Task description. All of the records must be restated exactly, with every line complete.

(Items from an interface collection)
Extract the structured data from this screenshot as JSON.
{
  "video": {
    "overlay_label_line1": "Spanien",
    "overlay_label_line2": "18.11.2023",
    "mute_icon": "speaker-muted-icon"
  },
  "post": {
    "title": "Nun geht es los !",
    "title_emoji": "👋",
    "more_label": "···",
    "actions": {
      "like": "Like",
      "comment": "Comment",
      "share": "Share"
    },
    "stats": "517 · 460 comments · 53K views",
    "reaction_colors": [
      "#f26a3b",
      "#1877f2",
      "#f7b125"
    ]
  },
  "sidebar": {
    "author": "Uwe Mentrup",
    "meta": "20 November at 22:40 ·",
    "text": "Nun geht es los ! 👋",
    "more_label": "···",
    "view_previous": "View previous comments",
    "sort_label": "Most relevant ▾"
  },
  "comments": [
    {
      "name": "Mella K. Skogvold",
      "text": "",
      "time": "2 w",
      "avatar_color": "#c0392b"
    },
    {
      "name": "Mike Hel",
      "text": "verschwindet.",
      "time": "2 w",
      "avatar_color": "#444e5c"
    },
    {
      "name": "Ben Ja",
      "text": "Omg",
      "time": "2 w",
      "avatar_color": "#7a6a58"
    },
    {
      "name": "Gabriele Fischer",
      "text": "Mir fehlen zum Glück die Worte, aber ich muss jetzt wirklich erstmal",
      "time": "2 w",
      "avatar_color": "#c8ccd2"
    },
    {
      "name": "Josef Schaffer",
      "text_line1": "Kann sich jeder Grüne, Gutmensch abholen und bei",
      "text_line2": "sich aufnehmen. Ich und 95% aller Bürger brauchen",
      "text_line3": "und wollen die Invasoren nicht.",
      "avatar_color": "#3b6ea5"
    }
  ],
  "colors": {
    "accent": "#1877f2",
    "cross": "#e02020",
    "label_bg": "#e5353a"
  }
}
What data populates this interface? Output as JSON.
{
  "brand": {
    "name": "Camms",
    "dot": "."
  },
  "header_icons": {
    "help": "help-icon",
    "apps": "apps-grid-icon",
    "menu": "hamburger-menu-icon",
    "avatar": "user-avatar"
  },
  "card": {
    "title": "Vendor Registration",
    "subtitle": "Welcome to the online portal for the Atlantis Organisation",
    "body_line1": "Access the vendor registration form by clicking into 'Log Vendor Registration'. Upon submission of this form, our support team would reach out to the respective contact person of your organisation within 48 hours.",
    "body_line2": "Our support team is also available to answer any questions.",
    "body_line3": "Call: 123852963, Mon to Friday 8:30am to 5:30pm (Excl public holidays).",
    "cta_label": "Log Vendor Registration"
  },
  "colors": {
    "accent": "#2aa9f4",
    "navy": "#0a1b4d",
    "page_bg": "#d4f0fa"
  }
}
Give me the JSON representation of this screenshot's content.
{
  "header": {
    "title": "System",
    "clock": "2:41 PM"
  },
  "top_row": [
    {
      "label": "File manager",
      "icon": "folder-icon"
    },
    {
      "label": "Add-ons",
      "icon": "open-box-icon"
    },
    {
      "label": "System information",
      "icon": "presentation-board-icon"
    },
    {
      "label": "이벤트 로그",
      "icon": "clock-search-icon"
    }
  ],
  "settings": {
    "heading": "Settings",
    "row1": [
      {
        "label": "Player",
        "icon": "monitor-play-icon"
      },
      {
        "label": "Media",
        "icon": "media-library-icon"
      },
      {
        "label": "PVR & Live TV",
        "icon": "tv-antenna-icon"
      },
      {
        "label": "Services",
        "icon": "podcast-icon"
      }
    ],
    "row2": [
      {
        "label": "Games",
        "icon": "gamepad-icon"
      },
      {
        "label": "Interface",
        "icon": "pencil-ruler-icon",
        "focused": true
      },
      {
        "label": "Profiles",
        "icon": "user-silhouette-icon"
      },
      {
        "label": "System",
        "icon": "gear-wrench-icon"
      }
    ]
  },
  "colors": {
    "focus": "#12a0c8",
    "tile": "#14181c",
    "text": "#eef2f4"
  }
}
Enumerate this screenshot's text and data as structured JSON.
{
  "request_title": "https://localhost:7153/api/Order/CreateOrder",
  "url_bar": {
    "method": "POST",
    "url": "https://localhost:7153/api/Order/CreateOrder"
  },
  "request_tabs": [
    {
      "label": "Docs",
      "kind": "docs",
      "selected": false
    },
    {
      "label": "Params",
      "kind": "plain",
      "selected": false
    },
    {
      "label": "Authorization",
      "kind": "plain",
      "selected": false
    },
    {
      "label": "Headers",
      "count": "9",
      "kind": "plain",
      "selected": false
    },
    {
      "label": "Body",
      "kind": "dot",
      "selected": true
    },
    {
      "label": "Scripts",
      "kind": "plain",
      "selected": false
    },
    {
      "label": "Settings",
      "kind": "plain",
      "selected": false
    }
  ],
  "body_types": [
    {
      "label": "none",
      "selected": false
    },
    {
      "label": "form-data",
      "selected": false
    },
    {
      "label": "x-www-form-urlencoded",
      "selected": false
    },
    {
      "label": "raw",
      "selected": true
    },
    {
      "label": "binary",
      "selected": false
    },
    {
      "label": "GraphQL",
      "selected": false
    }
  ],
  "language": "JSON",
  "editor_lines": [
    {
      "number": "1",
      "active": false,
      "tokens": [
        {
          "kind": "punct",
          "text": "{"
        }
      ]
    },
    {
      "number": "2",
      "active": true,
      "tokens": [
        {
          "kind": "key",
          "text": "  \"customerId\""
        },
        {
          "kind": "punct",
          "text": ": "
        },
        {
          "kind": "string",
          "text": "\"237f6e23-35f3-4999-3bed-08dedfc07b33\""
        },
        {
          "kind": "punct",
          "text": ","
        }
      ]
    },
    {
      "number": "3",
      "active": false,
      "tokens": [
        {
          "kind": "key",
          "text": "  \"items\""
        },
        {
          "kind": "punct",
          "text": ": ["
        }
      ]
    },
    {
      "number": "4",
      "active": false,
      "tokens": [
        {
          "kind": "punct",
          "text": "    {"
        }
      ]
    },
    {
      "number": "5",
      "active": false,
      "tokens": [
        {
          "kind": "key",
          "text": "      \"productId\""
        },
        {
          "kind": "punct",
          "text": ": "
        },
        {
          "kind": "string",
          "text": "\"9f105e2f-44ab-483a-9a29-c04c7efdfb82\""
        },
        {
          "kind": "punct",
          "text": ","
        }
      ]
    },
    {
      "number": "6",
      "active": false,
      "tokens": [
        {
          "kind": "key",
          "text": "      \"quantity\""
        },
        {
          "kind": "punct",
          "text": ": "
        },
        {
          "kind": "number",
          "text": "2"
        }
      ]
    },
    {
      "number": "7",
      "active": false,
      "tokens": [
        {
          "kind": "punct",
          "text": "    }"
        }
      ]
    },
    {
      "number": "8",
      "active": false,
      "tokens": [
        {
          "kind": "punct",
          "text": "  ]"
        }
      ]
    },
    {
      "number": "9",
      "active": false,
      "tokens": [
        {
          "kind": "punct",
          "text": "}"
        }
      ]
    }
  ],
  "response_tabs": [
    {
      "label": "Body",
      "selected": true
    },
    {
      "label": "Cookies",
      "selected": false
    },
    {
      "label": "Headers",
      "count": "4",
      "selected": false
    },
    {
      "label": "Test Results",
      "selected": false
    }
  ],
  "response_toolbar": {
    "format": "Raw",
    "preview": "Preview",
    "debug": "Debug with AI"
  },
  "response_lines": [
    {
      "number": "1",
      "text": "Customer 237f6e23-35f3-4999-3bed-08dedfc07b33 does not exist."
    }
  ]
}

Task response.
Extract the structured data from this screenshot as JSON.
{
  "video": {
    "overlay_label_line1": "Spanien",
    "overlay_label_line2": "18.11.2023",
    "mute_icon": "speaker-muted-icon"
  },
  "post": {
    "title": "Nun geht es los !",
    "title_emoji": "👋",
    "more_label": "···",
    "actions": {
      "like": "Like",
      "comment": "Comment",
      "share": "Share"
    },
    "stats": "517 · 460 comments · 53K views",
    "reaction_colors": [
      "#f26a3b",
      "#1877f2",
      "#f7b125"
    ]
  },
  "sidebar": {
    "author": "Uwe Mentrup",
    "meta": "20 November at 22:40 ·",
    "text": "Nun geht es los ! 👋",
    "more_label": "···",
    "view_previous": "View previous comments",
    "sort_label": "Most relevant ▾"
  },
  "comments": [
    {
      "name": "Mella K. Skogvold",
      "text": "",
      "time": "2 w",
      "avatar_color": "#c0392b"
    },
    {
      "name": "Mike Hel",
      "text": "verschwindet.",
      "time": "2 w",
      "avatar_color": "#444e5c"
    },
    {
      "name": "Ben Ja",
      "text": "Omg",
      "time": "2 w",
      "avatar_color": "#7a6a58"
    },
    {
      "name": "Gabriele Fischer",
      "text": "Mir fehlen zum Glück die Worte, aber ich muss jetzt wirklich erstmal",
      "time": "2 w",
      "avatar_color": "#c8ccd2"
    },
    {
      "name": "Josef Schaffer",
      "text_line1": "Kann sich jeder Grüne, Gutmensch abholen und bei",
      "text_line2": "sich aufnehmen. Ich und 95% aller Bürger brauchen",
      "text_line3": "und wollen die Invasoren nicht.",
      "avatar_color": "#3b6ea5"
    }
  ],
  "colors": {
    "accent": "#1877f2",
    "cross": "#e02020",
    "label_bg": "#e5353a"
  }
}
What data populates this interface? Output as JSON.
{
  "brand": {
    "name": "Camms",
    "dot": "."
  },
  "header_icons": {
    "help": "help-icon",
    "apps": "apps-grid-icon",
    "menu": "hamburger-menu-icon",
    "avatar": "user-avatar"
  },
  "card": {
    "title": "Vendor Registration",
    "subtitle": "Welcome to the online portal for the Atlantis Organisation",
    "body_line1": "Access the vendor registration form by clicking into 'Log Vendor Registration'. Upon submission of this form, our support team would reach out to the respective contact person of your organisation within 48 hours.",
    "body_line2": "Our support team is also available to answer any questions.",
    "body_line3": "Call: 123852963, Mon to Friday 8:30am to 5:30pm (Excl public holidays).",
    "cta_label": "Log Vendor Registration"
  },
  "colors": {
    "accent": "#2aa9f4",
    "navy": "#0a1b4d",
    "page_bg": "#d4f0fa"
  }
}
Give me the JSON representation of this screenshot's content.
{
  "header": {
    "title": "System",
    "clock": "2:41 PM"
  },
  "top_row": [
    {
      "label": "File manager",
      "icon": "folder-icon"
    },
    {
      "label": "Add-ons",
      "icon": "open-box-icon"
    },
    {
      "label": "System information",
      "icon": "presentation-board-icon"
    },
    {
      "label": "이벤트 로그",
      "icon": "clock-search-icon"
    }
  ],
  "settings": {
    "heading": "Settings",
    "row1": [
      {
        "label": "Player",
        "icon": "monitor-play-icon"
      },
      {
        "label": "Media",
        "icon": "media-library-icon"
      },
      {
        "label": "PVR & Live TV",
        "icon": "tv-antenna-icon"
      },
      {
        "label": "Services",
        "icon": "podcast-icon"
      }
    ],
    "row2": [
      {
        "label": "Games",
        "icon": "gamepad-icon"
      },
      {
        "label": "Interface",
        "icon": "pencil-ruler-icon",
        "focused": true
      },
      {
        "label": "Profiles",
        "icon": "user-silhouette-icon"
      },
      {
        "label": "System",
        "icon": "gear-wrench-icon"
      }
    ]
  },
  "colors": {
    "focus": "#12a0c8",
    "tile": "#14181c",
    "text": "#eef2f4"
  }
}
Enumerate this screenshot's text and data as structured JSON.
{
  "request_title": "https://localhost:7153/api/Order/CreateOrder",
  "url_bar": {
    "method": "POST",
    "url": "https://localhost:7153/api/Order/CreateOrder"
  },
  "request_tabs": [
    {
      "label": "Docs",
      "kind": "docs",
      "selected": false
    },
    {
      "label": "Params",
      "kind": "plain",
      "selected": false
    },
    {
      "label": "Authorization",
      "kind": "plain",
      "selected": false
    },
    {
      "label": "Headers",
      "count": "9",
      "kind": "plain",
      "selected": false
    },
    {
      "label": "Body",
      "kind": "dot",
      "selected": true
    },
    {
      "label": "Scripts",
      "kind": "plain",
      "selected": false
    },
    {
      "label": "Settings",
      "kind": "plain",
      "selected": false
    }
  ],
  "body_types": [
    {
      "label": "none",
      "selected": false
    },
    {
      "label": "form-data",
      "selected": false
    },
    {
      "label": "x-www-form-urlencoded",
      "selected": false
    },
    {
      "label": "raw",
      "selected": true
    },
    {
      "label": "binary",
      "selected": false
    },
    {
      "label": "GraphQL",
      "selected": false
    }
  ],
  "language": "JSON",
  "editor_lines": [
    {
      "number": "1",
      "active": false,
      "tokens": [
        {
          "kind": "punct",
          "text": "{"
        }
      ]
    },
    {
      "number": "2",
      "active": true,
      "tokens": [
        {
          "kind": "key",
          "text": "  \"customerId\""
        },
        {
          "kind": "punct",
          "text": ": "
        },
        {
          "kind": "string",
          "text": "\"237f6e23-35f3-4999-3bed-08dedfc07b33\""
        },
        {
          "kind": "punct",
          "text": ","
        }
      ]
    },
    {
      "number": "3",
      "active": false,
      "tokens": [
        {
          "kind": "key",
          "text": "  \"items\""
        },
        {
          "kind": "punct",
          "text": ": ["
        }
      ]
    },
    {
      "number": "4",
      "active": false,
      "tokens": [
        {
          "kind": "punct",
          "text": "    {"
        }
      ]
    },
    {
      "number": "5",
      "active": false,
      "tokens": [
        {
          "kind": "key",
          "text": "      \"productId\""
        },
        {
          "kind": "punct",
          "text": ": "
        },
        {
          "kind": "string",
          "text": "\"9f105e2f-44ab-483a-9a29-c04c7efdfb82\""
        },
        {
          "kind": "punct",
          "text": ","
        }
      ]
    },
    {
      "number": "6",
      "active": false,
      "tokens": [
        {
          "kind": "key",
          "text": "      \"quantity\""
        },
        {
          "kind": "punct",
          "text": ": "
        },
        {
          "kind": "number",
          "text": "2"
        }
      ]
    },
    {
      "number": "7",
      "active": false,
      "tokens": [
        {
          "kind": "punct",
          "text": "    }"
        }
      ]
    },
    {
      "number": "8",
      "active": false,
      "tokens": [
        {
          "kind": "punct",
          "text": "  ]"
        }
      ]
    },
    {
      "number": "9",
      "active": false,
      "tokens": [
        {
          "kind": "punct",
          "text": "}"
        }
      ]
    }
  ],
  "response_tabs": [
    {
      "label": "Body",
      "selected": true
    },
    {
      "label": "Cookies",
      "selected": false
    },
    {
      "label": "Headers",
      "count": "4",
      "selected": false
    },
    {
      "label": "Test Results",
      "selected": false
    }
  ],
  "response_toolbar": {
    "format": "Raw",
    "preview": "Preview",
    "debug": "Debug with AI"
  },
  "response_lines": [
    {
      "number": "1",
      "text": "Customer 237f6e23-35f3-4999-3bed-08dedfc07b33 does not exist."
    }
  ]
}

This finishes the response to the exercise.